BEGIN DATASET EXTRACT

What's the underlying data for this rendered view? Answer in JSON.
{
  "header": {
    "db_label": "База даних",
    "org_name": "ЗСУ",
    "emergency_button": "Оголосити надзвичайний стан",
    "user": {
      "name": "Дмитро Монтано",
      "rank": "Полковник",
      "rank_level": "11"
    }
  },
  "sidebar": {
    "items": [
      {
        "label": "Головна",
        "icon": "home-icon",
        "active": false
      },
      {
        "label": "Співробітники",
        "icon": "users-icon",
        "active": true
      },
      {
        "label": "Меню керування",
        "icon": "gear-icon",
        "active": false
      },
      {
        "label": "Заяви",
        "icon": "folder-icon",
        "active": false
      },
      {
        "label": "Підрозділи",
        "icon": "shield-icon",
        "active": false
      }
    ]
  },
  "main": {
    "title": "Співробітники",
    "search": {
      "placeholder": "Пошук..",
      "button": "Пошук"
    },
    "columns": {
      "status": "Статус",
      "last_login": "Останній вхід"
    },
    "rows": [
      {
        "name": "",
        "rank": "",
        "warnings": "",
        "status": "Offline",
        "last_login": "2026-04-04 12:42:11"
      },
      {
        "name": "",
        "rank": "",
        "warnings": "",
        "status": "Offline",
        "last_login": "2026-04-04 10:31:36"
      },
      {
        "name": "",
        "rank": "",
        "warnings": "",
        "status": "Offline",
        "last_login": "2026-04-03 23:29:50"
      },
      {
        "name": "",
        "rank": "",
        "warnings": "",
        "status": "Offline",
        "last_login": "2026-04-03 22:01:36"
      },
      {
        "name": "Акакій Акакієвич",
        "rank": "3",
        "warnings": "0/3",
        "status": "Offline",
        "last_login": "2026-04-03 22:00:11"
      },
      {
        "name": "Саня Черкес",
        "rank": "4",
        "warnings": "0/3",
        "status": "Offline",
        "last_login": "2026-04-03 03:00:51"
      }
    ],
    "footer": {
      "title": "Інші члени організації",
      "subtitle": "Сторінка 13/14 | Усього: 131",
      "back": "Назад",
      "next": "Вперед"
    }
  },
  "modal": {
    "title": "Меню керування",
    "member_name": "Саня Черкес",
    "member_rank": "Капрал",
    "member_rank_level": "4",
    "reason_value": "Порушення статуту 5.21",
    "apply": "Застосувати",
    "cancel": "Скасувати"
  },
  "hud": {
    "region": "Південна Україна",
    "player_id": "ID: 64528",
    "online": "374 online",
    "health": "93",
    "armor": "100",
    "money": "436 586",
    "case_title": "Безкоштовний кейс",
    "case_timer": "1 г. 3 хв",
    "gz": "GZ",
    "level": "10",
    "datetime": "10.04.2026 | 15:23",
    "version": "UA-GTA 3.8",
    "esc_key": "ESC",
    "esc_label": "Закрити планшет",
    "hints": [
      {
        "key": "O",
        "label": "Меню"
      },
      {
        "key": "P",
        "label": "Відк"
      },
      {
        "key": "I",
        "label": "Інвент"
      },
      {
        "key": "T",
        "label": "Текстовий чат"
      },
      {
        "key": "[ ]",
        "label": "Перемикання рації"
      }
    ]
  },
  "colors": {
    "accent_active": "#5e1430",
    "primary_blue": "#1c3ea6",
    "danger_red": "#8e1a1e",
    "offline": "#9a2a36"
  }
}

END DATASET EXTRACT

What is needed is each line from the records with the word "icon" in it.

▸ REPLY:
        "icon": "home-icon",
        "icon": "users-icon",
        "icon": "gear-icon",
        "icon": "folder-icon",
        "icon": "shield-icon",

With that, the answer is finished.